- Two new organizations have signed up (Brit Ahim, for the integration of Christian Arabs into Israeli society, Dead Sea Revival, providing environmental explanations of the ecological disaster at the Dead Sea).
- One ultra-orthodox organization which is promoting an ‘ultra-orthodox Wikipedia’ has gone live.
- ‘Toolkit for Civil Influence’ workshop, with around 30 participants at each of three sessions
- An active blog to accompany the learning process.
- Currently in the process of setting up the Civil Society House, a center for social and civil entrepreneurs in Jerusalem.
How do you measure the success of your program?
The Generator program is evaluated on two levels:
The first level is internal influence on participants. To measure this we will look at the subjective experience of participants, e.g.: newly refined vision, a new understanding of the market they are operating within, and identifying the correct strategy for the initiative.
The second level will measure how far the workshop manages to activate and promote the initiative.
These evaluations will be conducted via two conversations with the entrepreneurs after the workshop, to see if it helped them to overcome obstacles and push their initiate forward.
Since the Civil Toolkit is a series of lectures, we will use evaluation tools which examine learning and training processes, the first two levels in the Kirkpatrick Model.

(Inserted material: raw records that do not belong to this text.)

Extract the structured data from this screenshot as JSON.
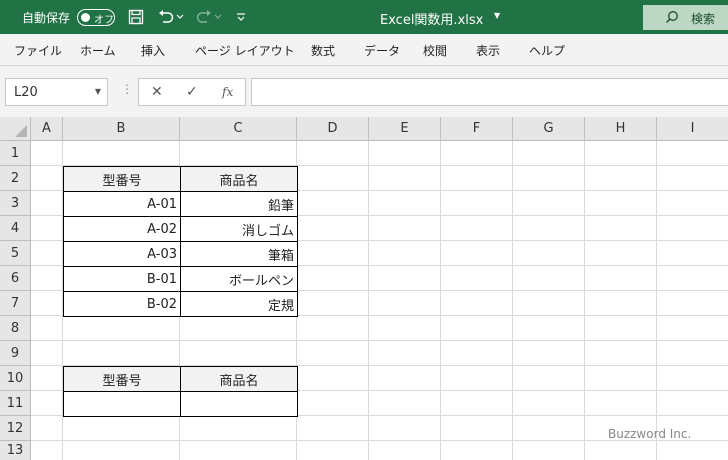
{
  "titlebar": {
    "autosave_label": "自動保存",
    "autosave_state": "オフ",
    "title": "Excel関数用.xlsx",
    "search_label": "検索",
    "accent_color": "#217346"
  },
  "ribbon": {
    "tabs": [
      "ファイル",
      "ホーム",
      "挿入",
      "ページ レイアウト",
      "数式",
      "データ",
      "校閲",
      "表示",
      "ヘルプ"
    ]
  },
  "formula_bar": {
    "name_box": "L20",
    "fx_label": "fx",
    "formula": ""
  },
  "sheet": {
    "columns": [
      "A",
      "B",
      "C",
      "D",
      "E",
      "F",
      "G",
      "H",
      "I"
    ],
    "rows": [
      "1",
      "2",
      "3",
      "4",
      "5",
      "6",
      "7",
      "8",
      "9",
      "10",
      "11",
      "12",
      "13"
    ],
    "table1": {
      "headers": [
        "型番号",
        "商品名"
      ],
      "rows": [
        [
          "A-01",
          "鉛筆"
        ],
        [
          "A-02",
          "消しゴム"
        ],
        [
          "A-03",
          "筆箱"
        ],
        [
          "B-01",
          "ボールペン"
        ],
        [
          "B-02",
          "定規"
        ]
      ]
    },
    "table2": {
      "headers": [
        "型番号",
        "商品名"
      ],
      "rows": [
        [
          "",
          ""
        ]
      ]
    }
  },
  "watermark": "Buzzword Inc."
}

We will also evaluate how relevant and innovative the participant considered the workshop to be, and how able they are to implement what they have learned.
Successes of the Toolkit:

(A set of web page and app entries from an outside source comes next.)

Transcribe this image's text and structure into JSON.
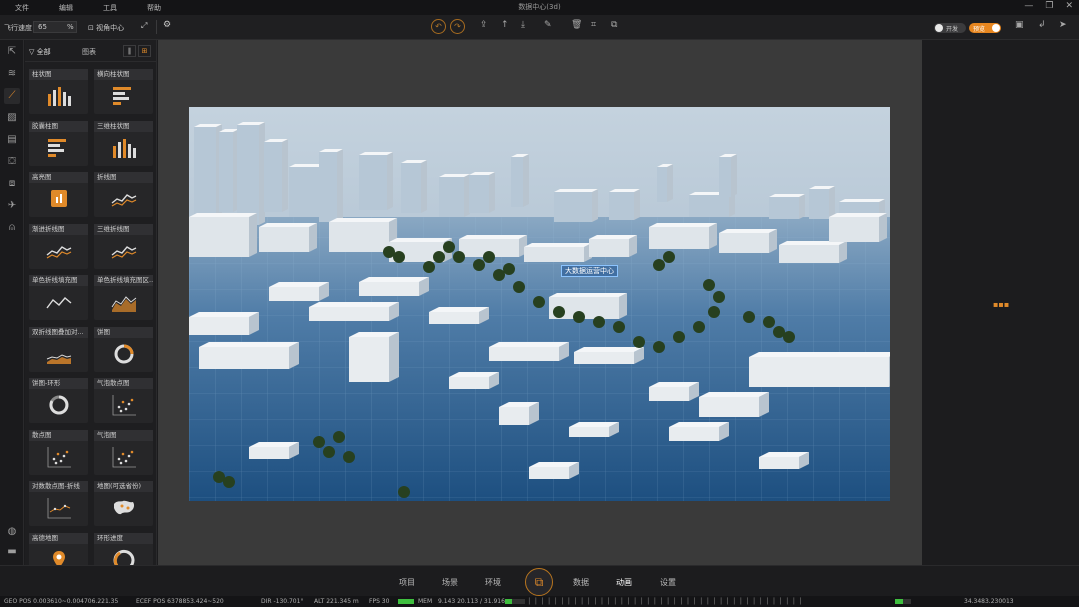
{
  "menu": {
    "items": [
      "文件",
      "编辑",
      "工具",
      "帮助"
    ]
  },
  "window": {
    "title": "数据中心(3d)",
    "controls": [
      "—",
      "❐",
      "✕"
    ]
  },
  "toolbar": {
    "speed_label": "飞行速度",
    "speed_value": "65",
    "speed_unit": "%",
    "view_center": "视角中心",
    "toggle_a_label": "开发",
    "toggle_b_label": "预览"
  },
  "panel": {
    "tab_all": "全部",
    "tab_chart": "图表",
    "cards": [
      {
        "title": "柱状图",
        "thumb": "bars"
      },
      {
        "title": "横向柱状图",
        "thumb": "hbars"
      },
      {
        "title": "胶囊柱图",
        "thumb": "hbars"
      },
      {
        "title": "三维柱状图",
        "thumb": "bars"
      },
      {
        "title": "高亮图",
        "thumb": "square"
      },
      {
        "title": "折线图",
        "thumb": "line"
      },
      {
        "title": "渐进折线图",
        "thumb": "line"
      },
      {
        "title": "三维折线图",
        "thumb": "line"
      },
      {
        "title": "单色折线填充图",
        "thumb": "line2"
      },
      {
        "title": "单色折线填充图区...",
        "thumb": "area"
      },
      {
        "title": "双折线图叠加对...",
        "thumb": "area2"
      },
      {
        "title": "饼图",
        "thumb": "ring-partial"
      },
      {
        "title": "饼图-环形",
        "thumb": "ring"
      },
      {
        "title": "气泡散点图",
        "thumb": "scatter"
      },
      {
        "title": "散点图",
        "thumb": "scatter"
      },
      {
        "title": "气泡图",
        "thumb": "scatter"
      },
      {
        "title": "对数散点图-折线",
        "thumb": "scatter-line"
      },
      {
        "title": "地图(可选省份)",
        "thumb": "map"
      },
      {
        "title": "高德地图",
        "thumb": "pin"
      },
      {
        "title": "环形进度",
        "thumb": "gauge"
      }
    ]
  },
  "scene": {
    "label": "大数据运营中心"
  },
  "bottom_nav": {
    "items": [
      "项目",
      "场景",
      "环境",
      "数据",
      "动画",
      "设置"
    ],
    "active": "动画"
  },
  "status": {
    "geo_pos": "GEO POS   0.003610~0.004706.221.35",
    "ecef_pos": "ECEF POS   6378853.424~520",
    "dir": "DIR  -130.701°",
    "alt": "ALT  221.345 m",
    "fps": "FPS  30",
    "mem_label": "MEM",
    "mem_value": "9.143  20.113 / 31.916",
    "mem_fill": 0.35,
    "right_value": "34.3483.230013",
    "gpu_fill": 0.5
  },
  "colors": {
    "accent": "#e08a2a",
    "sky": "#b7c6d5",
    "ground": "#245a8b",
    "building": "#e8ecef"
  }
}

- One participant understood how to improve her organization’s communications strategy, and as a result managed to spur her social media followers into action for a significant activity in the field.
- First, each of the entrepreneurs came out with a feeling of clarity in an area they were previously unsure about.
- Some managed to compose a more precise vision, some understood that up until now there was a critical problem they had not been dealing with, there were entrepreneurs who managed to understand dynamics and trends which were very influential for them, which they went on to research in more depth.
- All of the entrepreneurs experienced significant feelings of clarity and discovery.
- One participant realised that even though she works in medical ethics, the points of view of the patients had not yet been taken into account by her initiative. This brought about a significant perceptual shift in her initiative, which caused her to re-build her annual schedule.
Successes of the Generator:
- Second, many of the entrepreneurs who took part in the day itself identified tasks to be done in the near future to push their initiative forward a step, and some even began to work on these.
- One participant realised that he had to register his organization, which he did not previously know. This was a crucial step.